## Task directions
In the records below, find every line with the word "placeholder" and copy it.

## Exercise materials

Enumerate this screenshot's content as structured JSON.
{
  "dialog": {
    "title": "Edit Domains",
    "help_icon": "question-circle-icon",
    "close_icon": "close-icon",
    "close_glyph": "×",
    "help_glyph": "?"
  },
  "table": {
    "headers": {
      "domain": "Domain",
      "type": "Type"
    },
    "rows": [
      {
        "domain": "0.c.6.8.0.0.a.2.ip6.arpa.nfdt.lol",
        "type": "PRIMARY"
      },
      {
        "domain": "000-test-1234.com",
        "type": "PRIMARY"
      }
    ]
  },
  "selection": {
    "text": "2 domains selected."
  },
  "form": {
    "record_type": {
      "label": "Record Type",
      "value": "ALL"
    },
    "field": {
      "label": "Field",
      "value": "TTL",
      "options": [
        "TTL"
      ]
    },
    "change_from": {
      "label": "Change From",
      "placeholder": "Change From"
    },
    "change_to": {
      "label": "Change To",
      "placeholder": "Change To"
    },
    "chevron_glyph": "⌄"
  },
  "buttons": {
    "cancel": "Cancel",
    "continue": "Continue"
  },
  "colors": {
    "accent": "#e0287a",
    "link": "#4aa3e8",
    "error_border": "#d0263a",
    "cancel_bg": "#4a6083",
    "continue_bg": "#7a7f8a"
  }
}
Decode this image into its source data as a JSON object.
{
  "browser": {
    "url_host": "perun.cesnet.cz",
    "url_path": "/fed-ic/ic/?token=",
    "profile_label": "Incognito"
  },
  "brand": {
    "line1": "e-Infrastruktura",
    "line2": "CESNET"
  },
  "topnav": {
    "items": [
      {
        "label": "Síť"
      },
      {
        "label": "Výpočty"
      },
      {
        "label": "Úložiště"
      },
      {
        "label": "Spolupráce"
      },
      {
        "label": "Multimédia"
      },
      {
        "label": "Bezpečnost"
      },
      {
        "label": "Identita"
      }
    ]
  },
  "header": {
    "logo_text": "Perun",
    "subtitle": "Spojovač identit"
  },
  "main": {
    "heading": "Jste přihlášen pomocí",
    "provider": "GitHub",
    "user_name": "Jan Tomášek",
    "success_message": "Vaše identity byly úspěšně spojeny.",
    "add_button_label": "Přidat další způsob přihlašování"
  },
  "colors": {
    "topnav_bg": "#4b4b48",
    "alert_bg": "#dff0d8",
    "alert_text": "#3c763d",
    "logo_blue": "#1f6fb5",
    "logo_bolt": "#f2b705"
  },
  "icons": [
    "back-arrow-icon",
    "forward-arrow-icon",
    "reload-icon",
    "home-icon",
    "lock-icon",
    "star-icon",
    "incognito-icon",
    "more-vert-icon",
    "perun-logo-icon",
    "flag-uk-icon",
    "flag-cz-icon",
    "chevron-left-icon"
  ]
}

## Solution to this problem
      "placeholder": "Change From"
      "placeholder": "Change To"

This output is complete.